* _Assigned task_
Where does the word "false" occur in the data below? Copy each line that holds it.

━━━━━ Records shown ━━━━━

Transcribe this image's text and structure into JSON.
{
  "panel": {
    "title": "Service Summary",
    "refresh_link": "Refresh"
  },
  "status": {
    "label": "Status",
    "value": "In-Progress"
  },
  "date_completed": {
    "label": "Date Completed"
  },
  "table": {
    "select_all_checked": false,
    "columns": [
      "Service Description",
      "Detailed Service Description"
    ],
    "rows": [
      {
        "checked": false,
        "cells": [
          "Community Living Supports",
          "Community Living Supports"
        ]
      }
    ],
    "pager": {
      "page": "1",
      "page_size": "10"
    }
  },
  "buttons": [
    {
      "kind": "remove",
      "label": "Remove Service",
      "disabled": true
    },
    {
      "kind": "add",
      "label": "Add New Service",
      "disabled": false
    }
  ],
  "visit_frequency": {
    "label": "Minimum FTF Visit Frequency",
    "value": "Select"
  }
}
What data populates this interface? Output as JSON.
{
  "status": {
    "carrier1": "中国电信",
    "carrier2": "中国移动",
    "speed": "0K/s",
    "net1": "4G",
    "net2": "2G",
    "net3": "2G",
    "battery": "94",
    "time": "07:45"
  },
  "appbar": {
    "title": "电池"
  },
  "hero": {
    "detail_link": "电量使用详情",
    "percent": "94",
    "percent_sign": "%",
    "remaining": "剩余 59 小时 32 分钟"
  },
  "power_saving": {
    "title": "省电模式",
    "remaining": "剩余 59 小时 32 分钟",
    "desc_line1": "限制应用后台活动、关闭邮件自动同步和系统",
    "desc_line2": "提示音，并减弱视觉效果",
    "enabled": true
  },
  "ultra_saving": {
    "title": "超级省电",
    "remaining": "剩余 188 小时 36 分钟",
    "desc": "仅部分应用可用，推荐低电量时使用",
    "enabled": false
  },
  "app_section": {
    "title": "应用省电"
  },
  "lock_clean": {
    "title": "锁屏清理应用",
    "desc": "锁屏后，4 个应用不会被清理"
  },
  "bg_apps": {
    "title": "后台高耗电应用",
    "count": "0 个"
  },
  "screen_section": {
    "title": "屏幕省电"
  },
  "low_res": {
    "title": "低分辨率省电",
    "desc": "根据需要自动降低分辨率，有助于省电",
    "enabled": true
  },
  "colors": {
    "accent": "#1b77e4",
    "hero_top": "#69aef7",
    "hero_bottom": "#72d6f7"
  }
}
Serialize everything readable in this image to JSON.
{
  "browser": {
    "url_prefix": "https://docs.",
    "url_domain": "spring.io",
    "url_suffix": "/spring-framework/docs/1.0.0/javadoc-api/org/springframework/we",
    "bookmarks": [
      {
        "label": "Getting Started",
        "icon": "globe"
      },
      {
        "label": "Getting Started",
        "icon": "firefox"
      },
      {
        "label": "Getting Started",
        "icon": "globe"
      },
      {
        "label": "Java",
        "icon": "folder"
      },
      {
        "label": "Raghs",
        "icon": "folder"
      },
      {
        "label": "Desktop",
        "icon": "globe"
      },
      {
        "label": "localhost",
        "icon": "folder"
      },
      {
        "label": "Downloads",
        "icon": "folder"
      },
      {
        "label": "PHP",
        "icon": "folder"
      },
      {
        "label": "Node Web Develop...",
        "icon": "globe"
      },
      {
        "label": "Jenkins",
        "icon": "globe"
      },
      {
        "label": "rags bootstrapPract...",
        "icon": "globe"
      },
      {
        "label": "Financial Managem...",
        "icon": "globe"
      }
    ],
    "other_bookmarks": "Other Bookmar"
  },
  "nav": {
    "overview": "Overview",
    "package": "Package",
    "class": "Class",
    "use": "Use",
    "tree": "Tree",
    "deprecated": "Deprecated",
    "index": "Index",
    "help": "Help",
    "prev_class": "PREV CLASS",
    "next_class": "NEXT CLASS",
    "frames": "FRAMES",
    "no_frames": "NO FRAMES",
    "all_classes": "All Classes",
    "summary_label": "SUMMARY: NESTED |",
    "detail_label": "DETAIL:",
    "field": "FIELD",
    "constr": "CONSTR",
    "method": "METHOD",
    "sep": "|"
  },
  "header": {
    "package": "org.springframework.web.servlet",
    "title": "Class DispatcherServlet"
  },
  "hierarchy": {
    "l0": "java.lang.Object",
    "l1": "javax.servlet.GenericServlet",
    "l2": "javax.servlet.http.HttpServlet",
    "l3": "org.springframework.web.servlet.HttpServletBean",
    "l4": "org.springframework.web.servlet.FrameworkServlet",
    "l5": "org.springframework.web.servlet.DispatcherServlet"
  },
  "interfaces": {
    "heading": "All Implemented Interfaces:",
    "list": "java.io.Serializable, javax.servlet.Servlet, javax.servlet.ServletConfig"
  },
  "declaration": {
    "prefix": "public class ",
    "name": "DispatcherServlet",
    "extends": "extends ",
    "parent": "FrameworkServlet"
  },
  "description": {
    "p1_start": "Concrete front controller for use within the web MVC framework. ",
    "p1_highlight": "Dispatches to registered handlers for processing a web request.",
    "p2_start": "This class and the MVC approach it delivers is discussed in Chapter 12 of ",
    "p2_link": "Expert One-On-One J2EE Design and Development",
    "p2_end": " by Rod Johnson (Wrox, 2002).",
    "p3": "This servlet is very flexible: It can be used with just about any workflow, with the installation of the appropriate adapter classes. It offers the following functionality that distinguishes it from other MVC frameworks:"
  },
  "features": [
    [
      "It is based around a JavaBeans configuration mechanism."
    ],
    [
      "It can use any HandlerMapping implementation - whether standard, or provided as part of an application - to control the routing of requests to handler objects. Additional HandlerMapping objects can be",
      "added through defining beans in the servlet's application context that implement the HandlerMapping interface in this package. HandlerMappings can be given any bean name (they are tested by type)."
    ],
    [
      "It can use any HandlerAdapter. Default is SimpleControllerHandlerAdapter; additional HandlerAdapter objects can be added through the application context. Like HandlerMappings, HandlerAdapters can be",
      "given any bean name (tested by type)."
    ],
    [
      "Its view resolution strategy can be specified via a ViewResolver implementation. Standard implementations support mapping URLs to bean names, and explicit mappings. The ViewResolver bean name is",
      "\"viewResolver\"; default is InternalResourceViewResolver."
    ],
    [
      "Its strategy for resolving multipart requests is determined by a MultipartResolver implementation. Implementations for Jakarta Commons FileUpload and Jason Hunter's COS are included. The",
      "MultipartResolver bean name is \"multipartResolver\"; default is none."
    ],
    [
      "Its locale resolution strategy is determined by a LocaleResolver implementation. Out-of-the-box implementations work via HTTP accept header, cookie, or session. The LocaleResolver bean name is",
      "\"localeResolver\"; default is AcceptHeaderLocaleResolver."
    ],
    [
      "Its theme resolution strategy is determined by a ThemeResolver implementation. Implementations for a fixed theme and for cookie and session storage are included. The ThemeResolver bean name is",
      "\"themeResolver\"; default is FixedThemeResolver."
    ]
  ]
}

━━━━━

* _Answer box_
    "select_all_checked": false,
        "checked": false,
      "disabled": false
    "enabled": false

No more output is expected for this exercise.